The first warning sign came in late February, when a company called American Car Center, which offered loans to customers with troubled credit histories, abruptly closed its 40 dealerships across the South and filed for bankruptcy protection. Then in April, another lender called U.S. Auto Sales also collapsed, shuttering dozens of dealerships in several states.
Before long, S&P Global Ratings put American Car Center and two other major subprime auto lenders " Exeter Finance and United Auto Credit " on watch for potential ratings downgrades.
Driving much of the concern are delinquencies. Today, the number of subprime borrowers who are behind on their auto-loan payments by 60 days or more is the highest it's been since at least 2017, according to reports from multiple ratings agencies. Defaults are climbing too.

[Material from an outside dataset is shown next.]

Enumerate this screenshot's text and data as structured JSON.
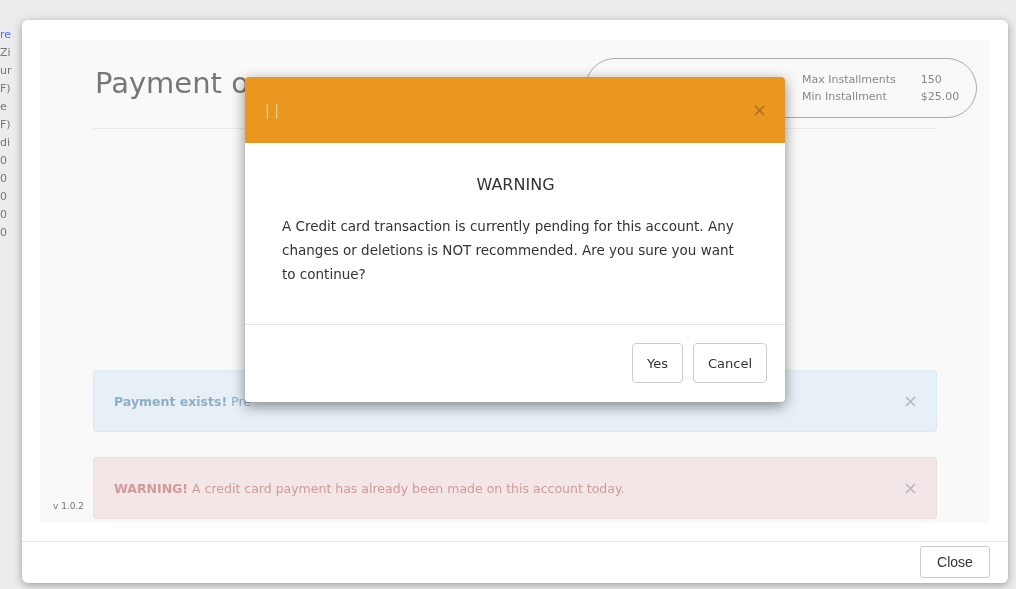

American Car Center executives did not respond to ProPublica's interview requests. A representative for York Capital Management, the private-equity firm that has controlled the company since 2016, declined to answer questions about the subprime lender. Neither Milestone Partners, the private-equity firm that owns U.S. Auto Sales, nor Adam Curtin, the executive who oversaw it, responded to requests for comment. ...